---- Information supplied
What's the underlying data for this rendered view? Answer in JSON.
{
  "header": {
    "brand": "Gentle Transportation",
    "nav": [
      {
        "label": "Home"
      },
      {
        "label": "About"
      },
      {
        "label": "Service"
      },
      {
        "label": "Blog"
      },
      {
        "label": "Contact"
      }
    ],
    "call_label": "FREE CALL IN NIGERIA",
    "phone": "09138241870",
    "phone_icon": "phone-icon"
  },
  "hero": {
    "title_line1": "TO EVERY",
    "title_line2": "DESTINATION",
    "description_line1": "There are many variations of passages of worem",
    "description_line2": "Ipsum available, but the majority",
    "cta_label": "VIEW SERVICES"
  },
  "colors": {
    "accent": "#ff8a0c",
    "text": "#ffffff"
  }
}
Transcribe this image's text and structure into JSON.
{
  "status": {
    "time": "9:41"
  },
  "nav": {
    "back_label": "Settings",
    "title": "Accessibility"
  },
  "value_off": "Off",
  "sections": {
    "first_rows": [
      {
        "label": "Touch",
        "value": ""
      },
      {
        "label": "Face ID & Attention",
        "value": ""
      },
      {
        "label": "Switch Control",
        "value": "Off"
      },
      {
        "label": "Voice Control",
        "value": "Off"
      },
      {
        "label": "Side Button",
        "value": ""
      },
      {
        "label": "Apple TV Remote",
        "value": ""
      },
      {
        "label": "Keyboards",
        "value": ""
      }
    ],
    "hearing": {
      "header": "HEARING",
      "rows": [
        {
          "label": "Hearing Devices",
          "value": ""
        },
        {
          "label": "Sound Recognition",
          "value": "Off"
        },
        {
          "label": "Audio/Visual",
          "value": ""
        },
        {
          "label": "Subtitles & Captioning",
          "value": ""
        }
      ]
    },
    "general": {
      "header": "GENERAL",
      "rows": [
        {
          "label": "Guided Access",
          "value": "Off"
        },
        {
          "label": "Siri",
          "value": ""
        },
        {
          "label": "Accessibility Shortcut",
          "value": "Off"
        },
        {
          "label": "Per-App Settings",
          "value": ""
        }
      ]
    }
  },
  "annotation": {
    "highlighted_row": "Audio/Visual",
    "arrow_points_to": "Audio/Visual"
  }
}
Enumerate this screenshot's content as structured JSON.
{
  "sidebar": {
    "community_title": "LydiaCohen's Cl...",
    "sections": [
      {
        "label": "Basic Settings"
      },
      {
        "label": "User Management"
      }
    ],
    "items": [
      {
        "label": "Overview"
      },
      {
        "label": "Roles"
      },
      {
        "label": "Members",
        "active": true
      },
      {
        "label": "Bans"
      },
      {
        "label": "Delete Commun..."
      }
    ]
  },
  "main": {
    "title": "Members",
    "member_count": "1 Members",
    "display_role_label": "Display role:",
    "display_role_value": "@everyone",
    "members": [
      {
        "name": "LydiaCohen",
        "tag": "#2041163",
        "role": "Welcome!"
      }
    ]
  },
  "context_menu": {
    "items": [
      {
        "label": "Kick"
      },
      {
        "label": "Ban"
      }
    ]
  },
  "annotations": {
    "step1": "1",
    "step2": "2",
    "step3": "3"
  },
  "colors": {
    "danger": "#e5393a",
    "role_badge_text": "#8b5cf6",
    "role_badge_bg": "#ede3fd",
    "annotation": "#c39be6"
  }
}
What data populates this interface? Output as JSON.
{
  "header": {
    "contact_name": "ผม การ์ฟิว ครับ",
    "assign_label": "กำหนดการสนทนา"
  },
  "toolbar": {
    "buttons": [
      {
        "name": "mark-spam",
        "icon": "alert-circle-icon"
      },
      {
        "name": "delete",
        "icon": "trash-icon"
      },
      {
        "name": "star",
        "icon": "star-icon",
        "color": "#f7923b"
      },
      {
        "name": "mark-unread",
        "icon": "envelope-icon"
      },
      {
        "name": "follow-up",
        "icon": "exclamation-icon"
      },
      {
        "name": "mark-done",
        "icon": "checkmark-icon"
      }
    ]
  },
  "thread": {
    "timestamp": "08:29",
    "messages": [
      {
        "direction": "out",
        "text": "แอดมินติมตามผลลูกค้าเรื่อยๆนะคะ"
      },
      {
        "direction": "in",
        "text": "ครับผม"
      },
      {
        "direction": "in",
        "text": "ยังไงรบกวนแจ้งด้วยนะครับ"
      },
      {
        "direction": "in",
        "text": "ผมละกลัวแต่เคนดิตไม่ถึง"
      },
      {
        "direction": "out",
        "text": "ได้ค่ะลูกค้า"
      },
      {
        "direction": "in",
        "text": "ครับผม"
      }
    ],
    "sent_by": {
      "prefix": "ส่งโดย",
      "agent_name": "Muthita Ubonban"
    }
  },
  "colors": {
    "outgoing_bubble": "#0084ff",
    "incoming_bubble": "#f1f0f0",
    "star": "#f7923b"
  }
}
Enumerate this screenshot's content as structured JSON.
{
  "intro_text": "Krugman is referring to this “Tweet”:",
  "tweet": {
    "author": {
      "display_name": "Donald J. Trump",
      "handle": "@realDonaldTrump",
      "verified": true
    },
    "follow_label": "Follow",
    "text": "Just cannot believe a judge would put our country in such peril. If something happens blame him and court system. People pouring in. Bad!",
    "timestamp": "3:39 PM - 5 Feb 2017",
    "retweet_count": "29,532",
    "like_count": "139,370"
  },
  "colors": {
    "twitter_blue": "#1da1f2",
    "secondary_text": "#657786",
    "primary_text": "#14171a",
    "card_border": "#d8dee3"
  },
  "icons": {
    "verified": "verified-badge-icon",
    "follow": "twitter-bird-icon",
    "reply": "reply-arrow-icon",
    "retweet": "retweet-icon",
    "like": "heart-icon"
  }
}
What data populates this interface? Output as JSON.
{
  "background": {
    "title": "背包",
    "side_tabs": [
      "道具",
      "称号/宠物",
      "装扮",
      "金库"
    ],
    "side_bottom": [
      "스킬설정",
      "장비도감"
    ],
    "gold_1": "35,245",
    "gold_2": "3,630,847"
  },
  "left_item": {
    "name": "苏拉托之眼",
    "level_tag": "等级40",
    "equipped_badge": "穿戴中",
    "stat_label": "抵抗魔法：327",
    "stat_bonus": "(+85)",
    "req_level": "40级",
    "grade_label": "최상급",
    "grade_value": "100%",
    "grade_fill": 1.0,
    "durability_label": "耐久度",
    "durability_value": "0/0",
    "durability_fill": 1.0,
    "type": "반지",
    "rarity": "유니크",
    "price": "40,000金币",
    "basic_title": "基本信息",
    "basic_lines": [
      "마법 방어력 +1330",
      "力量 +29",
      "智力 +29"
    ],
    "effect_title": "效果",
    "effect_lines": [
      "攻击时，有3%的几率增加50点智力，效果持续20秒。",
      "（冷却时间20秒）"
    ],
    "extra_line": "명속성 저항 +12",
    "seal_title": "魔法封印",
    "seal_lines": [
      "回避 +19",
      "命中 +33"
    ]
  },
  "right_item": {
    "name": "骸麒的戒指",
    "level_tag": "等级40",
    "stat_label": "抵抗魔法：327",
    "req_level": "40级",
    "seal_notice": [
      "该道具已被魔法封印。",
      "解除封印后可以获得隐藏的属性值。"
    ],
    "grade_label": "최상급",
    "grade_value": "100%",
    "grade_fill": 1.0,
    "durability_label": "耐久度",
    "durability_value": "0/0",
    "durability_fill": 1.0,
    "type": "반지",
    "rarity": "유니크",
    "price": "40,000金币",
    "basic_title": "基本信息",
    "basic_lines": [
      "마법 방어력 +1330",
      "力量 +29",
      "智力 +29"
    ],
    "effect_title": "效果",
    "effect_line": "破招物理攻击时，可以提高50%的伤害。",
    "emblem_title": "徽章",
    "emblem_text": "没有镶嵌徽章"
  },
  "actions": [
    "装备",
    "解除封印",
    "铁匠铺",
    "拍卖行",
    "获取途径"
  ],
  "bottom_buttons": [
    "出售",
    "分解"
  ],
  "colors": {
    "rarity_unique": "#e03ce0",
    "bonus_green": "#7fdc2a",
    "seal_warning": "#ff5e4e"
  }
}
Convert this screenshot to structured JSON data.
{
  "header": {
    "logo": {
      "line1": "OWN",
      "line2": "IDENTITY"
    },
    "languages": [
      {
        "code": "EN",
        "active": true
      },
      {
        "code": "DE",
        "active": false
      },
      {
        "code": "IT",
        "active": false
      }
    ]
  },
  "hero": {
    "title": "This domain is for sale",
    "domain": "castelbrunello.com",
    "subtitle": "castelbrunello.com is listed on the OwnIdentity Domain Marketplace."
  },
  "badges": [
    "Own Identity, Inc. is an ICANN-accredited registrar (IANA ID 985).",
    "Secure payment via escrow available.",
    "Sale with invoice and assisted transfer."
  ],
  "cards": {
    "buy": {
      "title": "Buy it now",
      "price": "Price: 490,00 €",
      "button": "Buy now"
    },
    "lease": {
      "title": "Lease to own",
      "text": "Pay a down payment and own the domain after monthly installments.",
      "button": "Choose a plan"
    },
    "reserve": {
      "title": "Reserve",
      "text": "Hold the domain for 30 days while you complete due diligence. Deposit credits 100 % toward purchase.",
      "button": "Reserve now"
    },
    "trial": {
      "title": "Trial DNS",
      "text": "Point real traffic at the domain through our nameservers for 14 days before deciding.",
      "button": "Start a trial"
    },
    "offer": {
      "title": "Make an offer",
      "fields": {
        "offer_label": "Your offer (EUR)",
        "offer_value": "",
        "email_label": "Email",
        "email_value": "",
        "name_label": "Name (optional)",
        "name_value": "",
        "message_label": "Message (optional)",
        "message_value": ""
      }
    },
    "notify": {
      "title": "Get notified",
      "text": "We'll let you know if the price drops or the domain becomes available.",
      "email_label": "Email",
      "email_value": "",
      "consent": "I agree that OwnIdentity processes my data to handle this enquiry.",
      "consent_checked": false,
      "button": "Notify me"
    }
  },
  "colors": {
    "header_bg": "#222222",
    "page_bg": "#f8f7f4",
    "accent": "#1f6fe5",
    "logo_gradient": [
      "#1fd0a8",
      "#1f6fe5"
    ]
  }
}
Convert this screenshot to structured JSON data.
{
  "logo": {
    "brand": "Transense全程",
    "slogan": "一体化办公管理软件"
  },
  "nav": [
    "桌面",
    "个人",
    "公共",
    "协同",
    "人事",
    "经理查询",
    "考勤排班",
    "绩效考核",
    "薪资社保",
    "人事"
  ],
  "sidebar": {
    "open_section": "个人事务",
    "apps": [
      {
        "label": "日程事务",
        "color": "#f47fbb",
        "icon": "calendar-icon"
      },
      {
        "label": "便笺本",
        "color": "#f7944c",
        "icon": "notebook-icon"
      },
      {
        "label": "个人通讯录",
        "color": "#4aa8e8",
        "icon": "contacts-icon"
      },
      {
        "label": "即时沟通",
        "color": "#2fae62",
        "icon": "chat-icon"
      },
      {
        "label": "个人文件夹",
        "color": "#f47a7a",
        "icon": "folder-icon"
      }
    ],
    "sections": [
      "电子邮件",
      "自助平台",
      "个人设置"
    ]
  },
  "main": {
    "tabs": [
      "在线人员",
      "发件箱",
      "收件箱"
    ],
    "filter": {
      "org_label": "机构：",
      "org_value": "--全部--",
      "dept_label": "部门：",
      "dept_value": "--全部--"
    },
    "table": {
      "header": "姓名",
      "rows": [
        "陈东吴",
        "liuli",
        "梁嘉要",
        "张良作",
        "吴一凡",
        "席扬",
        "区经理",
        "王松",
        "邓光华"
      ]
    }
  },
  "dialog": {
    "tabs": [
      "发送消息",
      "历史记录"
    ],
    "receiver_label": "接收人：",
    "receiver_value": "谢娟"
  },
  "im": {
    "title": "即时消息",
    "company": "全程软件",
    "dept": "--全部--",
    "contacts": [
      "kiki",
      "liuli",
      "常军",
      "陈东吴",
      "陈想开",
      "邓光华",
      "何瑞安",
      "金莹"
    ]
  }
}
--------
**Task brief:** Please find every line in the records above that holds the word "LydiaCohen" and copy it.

**Response for this exercise:**
    "community_title": "LydiaCohen's Cl...",
        "name": "LydiaCohen",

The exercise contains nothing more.